No one knows exactly how much soil is lost to ephemeral gully erosion because erosion measurements include sheet erosion, which occurs over entire fields. But researchers are beginning to provide the answer.
The research uses a computer model with historical precipitation data, on-site observations and new watershed-modeling technology. It evaluates how tillage practices affect the formation and evolution of ephemeral gullies and subsequent erosion rates.
On three fields in the U.S. and one in Europe, the model revealed that ephemeral gully erosion accounted for 2.2 tons to 4.9 tons of soil per acre per year with conventional tillage and 0.9 tons to 1.8 tons per acre per year with no-till.
Although no-till doesn't always eliminate ephemeral gullies, it greatly reduces the problem, says one of the researchers, agricultural engineer Ronald Bingner of the USDA–
Agricultural Research Service (ARS) National Sedimentation Laboratory in Oxford, Miss. In contrast, tillage loosens soil, destroys structure and removes surface cover, making it easier for the gullies to "migrate” upward through a field.
The model will be applied to more fields to find the best methods of eliminating ephemeral gullies.

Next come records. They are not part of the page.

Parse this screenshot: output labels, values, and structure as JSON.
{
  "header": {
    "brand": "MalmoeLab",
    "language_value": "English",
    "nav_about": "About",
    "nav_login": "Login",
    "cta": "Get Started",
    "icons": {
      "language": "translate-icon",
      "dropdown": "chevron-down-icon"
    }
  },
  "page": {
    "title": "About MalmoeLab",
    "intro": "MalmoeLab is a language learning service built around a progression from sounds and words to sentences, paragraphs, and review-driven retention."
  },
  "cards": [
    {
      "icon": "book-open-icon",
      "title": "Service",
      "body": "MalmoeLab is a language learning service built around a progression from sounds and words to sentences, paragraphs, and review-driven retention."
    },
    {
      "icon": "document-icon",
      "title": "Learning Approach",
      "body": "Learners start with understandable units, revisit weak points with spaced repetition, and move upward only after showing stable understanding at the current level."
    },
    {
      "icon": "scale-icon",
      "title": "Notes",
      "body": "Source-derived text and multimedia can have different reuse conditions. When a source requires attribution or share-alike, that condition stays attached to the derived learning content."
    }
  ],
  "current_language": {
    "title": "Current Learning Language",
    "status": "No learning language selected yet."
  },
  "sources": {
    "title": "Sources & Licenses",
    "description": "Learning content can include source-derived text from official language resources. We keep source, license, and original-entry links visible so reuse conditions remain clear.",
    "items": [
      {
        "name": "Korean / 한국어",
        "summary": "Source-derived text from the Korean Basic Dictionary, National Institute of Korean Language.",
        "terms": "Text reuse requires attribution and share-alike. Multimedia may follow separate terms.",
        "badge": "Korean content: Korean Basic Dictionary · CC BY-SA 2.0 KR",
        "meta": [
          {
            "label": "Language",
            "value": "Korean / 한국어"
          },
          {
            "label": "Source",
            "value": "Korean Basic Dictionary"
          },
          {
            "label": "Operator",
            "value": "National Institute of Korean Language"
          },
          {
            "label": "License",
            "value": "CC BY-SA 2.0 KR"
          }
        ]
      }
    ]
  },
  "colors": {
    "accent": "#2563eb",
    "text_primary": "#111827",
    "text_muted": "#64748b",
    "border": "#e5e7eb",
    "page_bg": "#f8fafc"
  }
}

Other scientists who helped develop the model came from USDA–ARS, the University at Buffalo (part of the State University of New York system) and the Natural Resources Conservation Service.

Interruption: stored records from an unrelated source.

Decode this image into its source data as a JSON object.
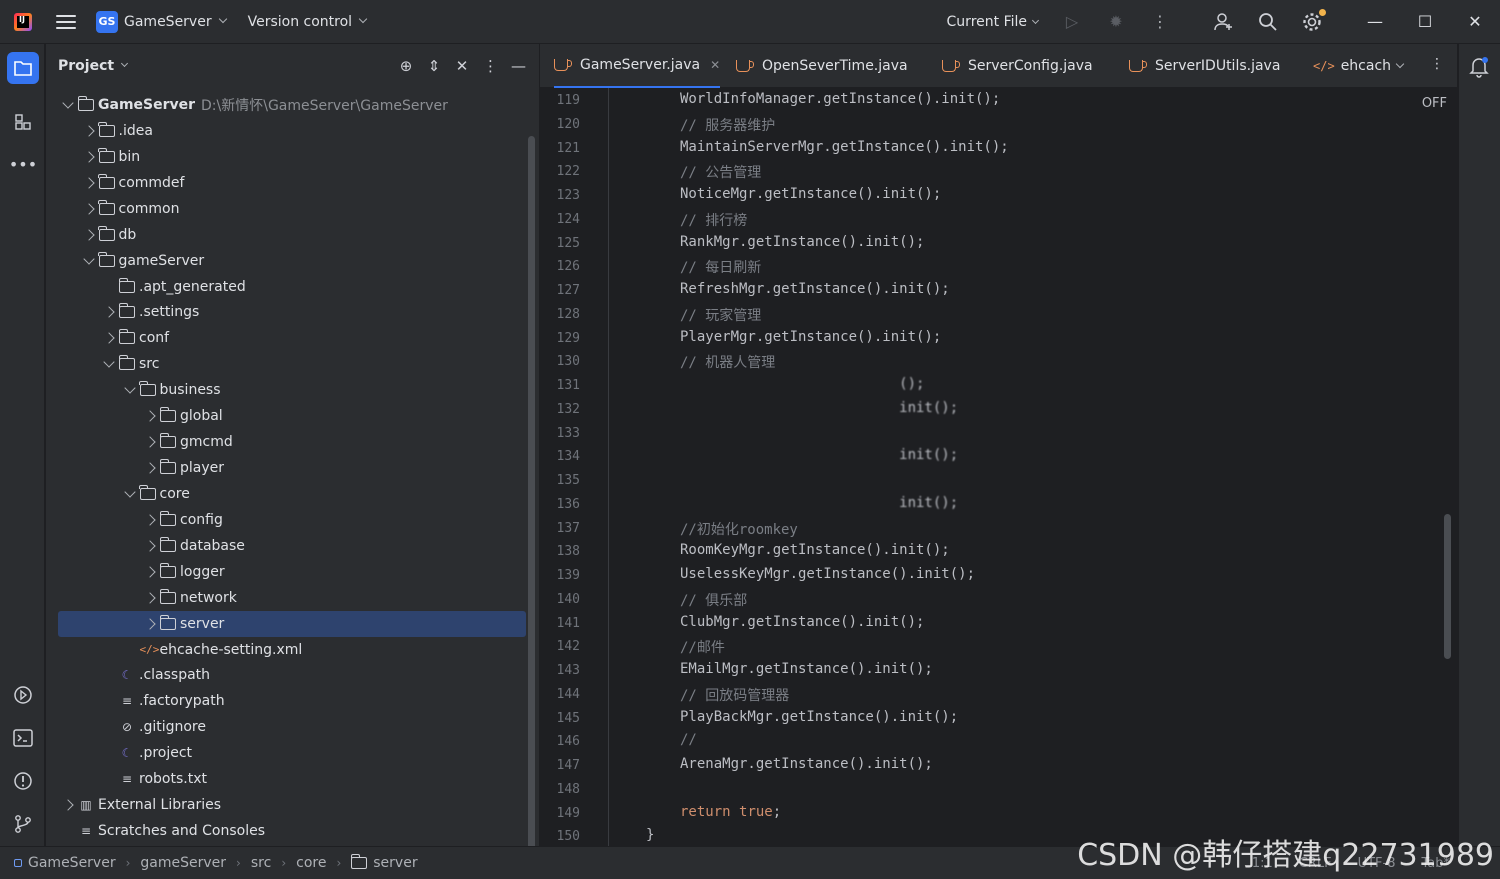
{
  "titlebar": {
    "project_badge": "GS",
    "project_name": "GameServer",
    "version_control": "Version control",
    "run_config": "Current File"
  },
  "project_panel": {
    "title": "Project",
    "tree": [
      {
        "label": "GameServer",
        "path": "D:\\新情怀\\GameServer\\GameServer",
        "icon": "module-folder",
        "arrow": "down",
        "indent": 0
      },
      {
        "label": ".idea",
        "icon": "folder",
        "arrow": "right",
        "indent": 1
      },
      {
        "label": "bin",
        "icon": "folder",
        "arrow": "right",
        "indent": 1
      },
      {
        "label": "commdef",
        "icon": "folder",
        "arrow": "right",
        "indent": 1
      },
      {
        "label": "common",
        "icon": "folder",
        "arrow": "right",
        "indent": 1
      },
      {
        "label": "db",
        "icon": "folder",
        "arrow": "right",
        "indent": 1
      },
      {
        "label": "gameServer",
        "icon": "folder",
        "arrow": "down",
        "indent": 1
      },
      {
        "label": ".apt_generated",
        "icon": "folder",
        "arrow": "none",
        "indent": 2
      },
      {
        "label": ".settings",
        "icon": "folder",
        "arrow": "right",
        "indent": 2
      },
      {
        "label": "conf",
        "icon": "folder",
        "arrow": "right",
        "indent": 2
      },
      {
        "label": "src",
        "icon": "folder",
        "arrow": "down",
        "indent": 2
      },
      {
        "label": "business",
        "icon": "folder",
        "arrow": "down",
        "indent": 3
      },
      {
        "label": "global",
        "icon": "folder",
        "arrow": "right",
        "indent": 4
      },
      {
        "label": "gmcmd",
        "icon": "folder",
        "arrow": "right",
        "indent": 4
      },
      {
        "label": "player",
        "icon": "folder",
        "arrow": "right",
        "indent": 4
      },
      {
        "label": "core",
        "icon": "folder",
        "arrow": "down",
        "indent": 3
      },
      {
        "label": "config",
        "icon": "folder",
        "arrow": "right",
        "indent": 4
      },
      {
        "label": "database",
        "icon": "folder",
        "arrow": "right",
        "indent": 4
      },
      {
        "label": "logger",
        "icon": "folder",
        "arrow": "right",
        "indent": 4
      },
      {
        "label": "network",
        "icon": "folder",
        "arrow": "right",
        "indent": 4
      },
      {
        "label": "server",
        "icon": "folder",
        "arrow": "right",
        "indent": 4,
        "selected": true
      },
      {
        "label": "ehcache-setting.xml",
        "icon": "xml",
        "arrow": "none",
        "indent": 3
      },
      {
        "label": ".classpath",
        "icon": "eclipse",
        "arrow": "none",
        "indent": 2
      },
      {
        "label": ".factorypath",
        "icon": "text",
        "arrow": "none",
        "indent": 2
      },
      {
        "label": ".gitignore",
        "icon": "ignore",
        "arrow": "none",
        "indent": 2
      },
      {
        "label": ".project",
        "icon": "eclipse",
        "arrow": "none",
        "indent": 2
      },
      {
        "label": "robots.txt",
        "icon": "text",
        "arrow": "none",
        "indent": 2
      },
      {
        "label": "External Libraries",
        "icon": "library",
        "arrow": "right",
        "indent": 0
      },
      {
        "label": "Scratches and Consoles",
        "icon": "scratch",
        "arrow": "none",
        "indent": 0
      }
    ]
  },
  "editor": {
    "tabs": [
      {
        "label": "GameServer.java",
        "icon": "java",
        "active": true,
        "closable": true
      },
      {
        "label": "OpenSeverTime.java",
        "icon": "java"
      },
      {
        "label": "ServerConfig.java",
        "icon": "java"
      },
      {
        "label": "ServerIDUtils.java",
        "icon": "java"
      },
      {
        "label": "ehcach",
        "icon": "xml"
      }
    ],
    "readonly_state": "OFF",
    "lines": [
      {
        "n": "119",
        "text": "WorldInfoManager.getInstance().init();",
        "kind": "code"
      },
      {
        "n": "120",
        "text": "// 服务器维护",
        "kind": "comment"
      },
      {
        "n": "121",
        "text": "MaintainServerMgr.getInstance().init();",
        "kind": "code"
      },
      {
        "n": "122",
        "text": "// 公告管理",
        "kind": "comment"
      },
      {
        "n": "123",
        "text": "NoticeMgr.getInstance().init();",
        "kind": "code"
      },
      {
        "n": "124",
        "text": "// 排行榜",
        "kind": "comment"
      },
      {
        "n": "125",
        "text": "RankMgr.getInstance().init();",
        "kind": "code"
      },
      {
        "n": "126",
        "text": "// 每日刷新",
        "kind": "comment"
      },
      {
        "n": "127",
        "text": "RefreshMgr.getInstance().init();",
        "kind": "code"
      },
      {
        "n": "128",
        "text": "// 玩家管理",
        "kind": "comment"
      },
      {
        "n": "129",
        "text": "PlayerMgr.getInstance().init();",
        "kind": "code"
      },
      {
        "n": "130",
        "text": "// 机器人管理",
        "kind": "comment"
      },
      {
        "n": "131",
        "text": "                          ();",
        "kind": "blur"
      },
      {
        "n": "132",
        "text": "                          init();",
        "kind": "blur"
      },
      {
        "n": "133",
        "text": "",
        "kind": "blur"
      },
      {
        "n": "134",
        "text": "                          init();",
        "kind": "blur"
      },
      {
        "n": "135",
        "text": "",
        "kind": "blur"
      },
      {
        "n": "136",
        "text": "                          init();",
        "kind": "blur"
      },
      {
        "n": "137",
        "text": "//初始化roomkey",
        "kind": "comment"
      },
      {
        "n": "138",
        "text": "RoomKeyMgr.getInstance().init();",
        "kind": "code"
      },
      {
        "n": "139",
        "text": "UselessKeyMgr.getInstance().init();",
        "kind": "code"
      },
      {
        "n": "140",
        "text": "// 俱乐部",
        "kind": "comment"
      },
      {
        "n": "141",
        "text": "ClubMgr.getInstance().init();",
        "kind": "code"
      },
      {
        "n": "142",
        "text": "//邮件",
        "kind": "comment"
      },
      {
        "n": "143",
        "text": "EMailMgr.getInstance().init();",
        "kind": "code"
      },
      {
        "n": "144",
        "text": "// 回放码管理器",
        "kind": "comment"
      },
      {
        "n": "145",
        "text": "PlayBackMgr.getInstance().init();",
        "kind": "code"
      },
      {
        "n": "146",
        "text": "//",
        "kind": "comment"
      },
      {
        "n": "147",
        "text": "ArenaMgr.getInstance().init();",
        "kind": "code"
      },
      {
        "n": "148",
        "text": "",
        "kind": "code"
      },
      {
        "n": "149",
        "text": "return true;",
        "kind": "keyword"
      },
      {
        "n": "150",
        "text": "}",
        "kind": "brace"
      }
    ]
  },
  "statusbar": {
    "breadcrumbs": [
      "GameServer",
      "gameServer",
      "src",
      "core",
      "server"
    ],
    "right": [
      "1:1",
      "CRLF",
      "UTF-8",
      "Tab*"
    ]
  },
  "watermark": "CSDN @韩仔搭建q22731989",
  "colors": {
    "accent": "#3574f0",
    "selection": "#2e436e",
    "keyword": "#cf8e6d",
    "comment": "#7a7e85"
  }
}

Look Before You Leap
Before you install a small wind turbine to reduce farm energy cost, do your homework, advises Purdue University renewable energy specialist Chad Martin. Start by determining the real efficiency of energy-consuming sys-tems in your operation.
If your turbine doesn't run often enough, it will be a bad investment. Learn the wind speed for your locality at http://navigator.awstruewind.com. The U.S. Department of Energy provides maps showing wind power potential at www.eere.energy.gov/windandhydro/windpoweringamerica.

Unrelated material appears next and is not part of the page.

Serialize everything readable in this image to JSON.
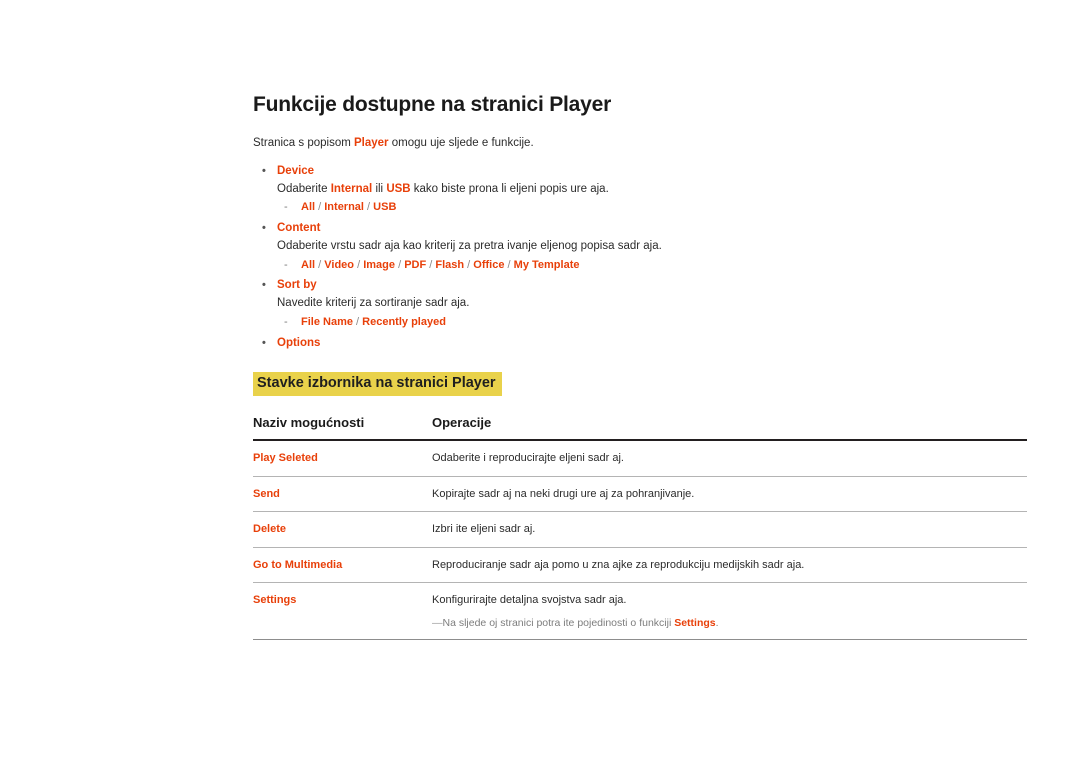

You can investigate sources of fund-ing assistance for renewable energy products, available through the 2008 farm act's Renewable Energy for America Program, at www.rurdev.usda.gov. A Purdue Extension pub-lication, "Energy from the Wind: Planning for a Small Wind Turbine in Rural Areas of Indiana,” contains useful information regardless of what state you farm in. It's available at www.ces.purdue.edu/bioenergy